.......yet, at the end of the day, I've read through the works of many unsung authors and more often than not I've found most of them to be promising, despite shortcomings, despite lack of the proper infusion of poetry in their prose, oftentimes exhibiting great storytelling/character structure but lacking in the sort of finesse that turns pages and makes a mediocre book a great work to be proud of as an author....that sort of thing, especially with what goes regarding a majority of self-published material. Alex Brown is self-published, his first novel Sweet Dreams ( 2003 from Authorhouse, or 1st Books Library as was what it's been known as prior to being Authorhouse), has a couple of good reviews by laymen reviewers on Amazon and sports one of the worst covers I've ever seen on a book.
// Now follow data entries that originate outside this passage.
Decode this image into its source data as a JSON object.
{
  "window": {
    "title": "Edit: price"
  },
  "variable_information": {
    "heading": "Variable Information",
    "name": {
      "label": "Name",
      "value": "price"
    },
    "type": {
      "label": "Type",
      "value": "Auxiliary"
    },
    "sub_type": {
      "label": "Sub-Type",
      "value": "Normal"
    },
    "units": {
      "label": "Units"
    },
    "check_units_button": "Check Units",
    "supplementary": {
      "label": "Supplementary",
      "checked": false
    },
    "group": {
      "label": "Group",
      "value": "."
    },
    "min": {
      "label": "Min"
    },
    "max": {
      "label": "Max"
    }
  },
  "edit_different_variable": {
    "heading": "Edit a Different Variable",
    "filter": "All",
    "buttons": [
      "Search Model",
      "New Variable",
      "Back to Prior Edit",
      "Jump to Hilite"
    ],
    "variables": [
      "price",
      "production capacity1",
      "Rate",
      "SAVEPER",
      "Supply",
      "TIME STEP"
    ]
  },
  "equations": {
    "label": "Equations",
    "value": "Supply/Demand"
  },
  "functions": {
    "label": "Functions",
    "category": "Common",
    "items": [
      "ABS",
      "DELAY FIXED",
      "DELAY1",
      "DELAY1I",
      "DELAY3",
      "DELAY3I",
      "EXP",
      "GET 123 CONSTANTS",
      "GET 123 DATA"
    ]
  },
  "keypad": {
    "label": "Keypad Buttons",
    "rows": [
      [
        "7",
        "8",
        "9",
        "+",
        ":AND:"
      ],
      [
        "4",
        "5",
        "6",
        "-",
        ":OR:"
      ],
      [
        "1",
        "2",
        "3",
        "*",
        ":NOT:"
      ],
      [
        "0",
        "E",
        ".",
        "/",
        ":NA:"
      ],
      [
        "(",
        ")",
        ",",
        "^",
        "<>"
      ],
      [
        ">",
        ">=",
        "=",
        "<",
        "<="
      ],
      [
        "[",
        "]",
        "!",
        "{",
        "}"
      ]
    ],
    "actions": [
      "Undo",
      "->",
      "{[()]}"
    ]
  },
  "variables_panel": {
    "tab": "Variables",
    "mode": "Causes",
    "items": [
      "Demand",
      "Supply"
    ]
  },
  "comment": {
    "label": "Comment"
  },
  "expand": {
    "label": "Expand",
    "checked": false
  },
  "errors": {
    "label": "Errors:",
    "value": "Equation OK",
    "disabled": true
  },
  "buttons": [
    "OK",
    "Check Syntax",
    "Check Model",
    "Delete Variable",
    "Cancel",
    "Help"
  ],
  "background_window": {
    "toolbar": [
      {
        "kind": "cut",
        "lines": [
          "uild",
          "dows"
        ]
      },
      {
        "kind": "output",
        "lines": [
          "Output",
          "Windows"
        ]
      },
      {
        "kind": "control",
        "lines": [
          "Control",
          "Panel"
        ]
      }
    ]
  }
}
In 2008, Brown utilized the services of Xlibris to publish his 15-tale, 300-plus-page collection Traumatized, the work which falls under scrutiny here. I checked out an "about the book" website regarding Traumatized designed by Xlibris that looks hella cool but doesn't say much of anything, and www.damnedsoulsclub.com, a more personal site ala Brown's Myspace presence but doesn't have much to it albeit a good bio about the author. Since his high school years in Mississippi, Alex Brown has more than tampered around with his passion for telling stories, the kind of dark stories I dig, and in print he's been around since 2003, so to date he's been dancing around with stories to tell and sell to the masses for a good handful of years but (for reasons that likely have to do with why his web presence lacks the meat and potatoes I was hoping to find) he remains a teeny little voice compared to where he should be by now.
Point is, Traumatized is a collection that deserves far more credit than what's encompassed within the above paragraph, and it blows me away how this assemblage of exhilarating and refreshingly macabre series of stories could not have been more prominently pimped than it has. It's an example......a perfect example......of a genuine piece of work that deserves the attention of writers and writer's associations whose authors do this sort of thing for a living but falls short of the recognition it deserves. Take Feast of the Pigs, for example.....highly entertaining cops/turned-bloodsucking-creatures faire, how a Big Easy spirit came to be in Althea's Last Dance is top-notch narrative, and we also have a delightful The End of Summer where a hand-me-down occult book library inspires grisly voo-doo doll-type mayhem done with balls-out satisfying style. There are a handful of instances where Brown seems a bit long-winded.....where, for example, the opening Bloodlines tale (essentially a good haunted house-type "Clue" where a group of people are summoned to a mansion to search for a mysterious treasure) can be detailed down a bit and given momentum. Traumatized is damn worth paying attention to, and I hands-down recommend it.
Now that I've said what I've said, I don't think I need to make an example of Alexander Brown. I think he's an example in his own right, of a literary talent that needs to broaden his horizons to the extent that it fits the exemplary nature of what he's done with this work, and not hide it under a bushel and remain that teeny little voice. Some of this caliber of writing....man, it's well above a lot of the books I get in the mail to review that makes me say yet again "....if I had a nickel for every last one......" and it's a shame it hasn't seen anywhere near its potential yet, for lack of whatever the reason, online or off.